What the answer must contain is every line of the records, exactly, with no pictures.

Extracted records
Content starts
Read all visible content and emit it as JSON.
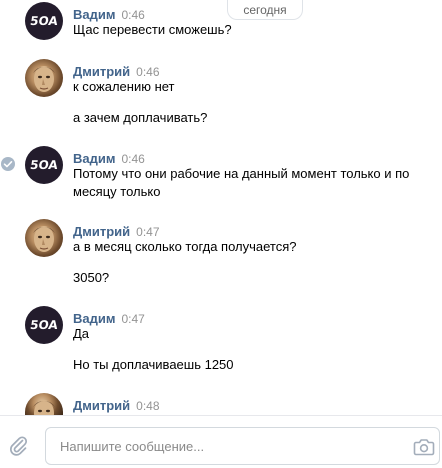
{
  "date_divider": "сегодня",
  "messages": [
    {
      "author": "Вадим",
      "time": "0:46",
      "avatar": "vadim",
      "lines": [
        "Щас перевести сможешь?"
      ]
    },
    {
      "author": "Дмитрий",
      "time": "0:46",
      "avatar": "dmitry",
      "lines": [
        "к сожалению нет",
        "а зачем доплачивать?"
      ]
    },
    {
      "author": "Вадим",
      "time": "0:46",
      "avatar": "vadim",
      "read_check": true,
      "lines": [
        "Потому что они рабочие на данный момент только и по месяцу только"
      ]
    },
    {
      "author": "Дмитрий",
      "time": "0:47",
      "avatar": "dmitry",
      "lines": [
        "а в месяц сколько тогда получается?",
        "3050?"
      ]
    },
    {
      "author": "Вадим",
      "time": "0:47",
      "avatar": "vadim",
      "lines": [
        "Да",
        "Но ты доплачиваешь 1250"
      ]
    },
    {
      "author": "Дмитрий",
      "time": "0:48",
      "avatar": "dmitry",
      "lines": []
    }
  ],
  "vadim_logo_text": "SOA",
  "composer": {
    "placeholder": "Напишите сообщение...",
    "attach_icon": "paperclip-icon",
    "camera_icon": "camera-icon"
  },
  "colors": {
    "author": "#42648b",
    "time": "#939393",
    "text": "#000000",
    "vadim_avatar": "#231c2c"
  }
}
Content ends
◆ RESPONSE AREA
Read all visible content and emit it as JSON.
{
  "date_divider": "сегодня",
  "messages": [
    {
      "author": "Вадим",
      "time": "0:46",
      "avatar": "vadim",
      "lines": [
        "Щас перевести сможешь?"
      ]
    },
    {
      "author": "Дмитрий",
      "time": "0:46",
      "avatar": "dmitry",
      "lines": [
        "к сожалению нет",
        "а зачем доплачивать?"
      ]
    },
    {
      "author": "Вадим",
      "time": "0:46",
      "avatar": "vadim",
      "read_check": true,
      "lines": [
        "Потому что они рабочие на данный момент только и по месяцу только"
      ]
    },
    {
      "author": "Дмитрий",
      "time": "0:47",
      "avatar": "dmitry",
      "lines": [
        "а в месяц сколько тогда получается?",
        "3050?"
      ]
    },
    {
      "author": "Вадим",
      "time": "0:47",
      "avatar": "vadim",
      "lines": [
        "Да",
        "Но ты доплачиваешь 1250"
      ]
    },
    {
      "author": "Дмитрий",
      "time": "0:48",
      "avatar": "dmitry",
      "lines": []
    }
  ],
  "vadim_logo_text": "SOA",
  "composer": {
    "placeholder": "Напишите сообщение...",
    "attach_icon": "paperclip-icon",
    "camera_icon": "camera-icon"
  },
  "colors": {
    "author": "#42648b",
    "time": "#939393",
    "text": "#000000",
    "vadim_avatar": "#231c2c"
  }
}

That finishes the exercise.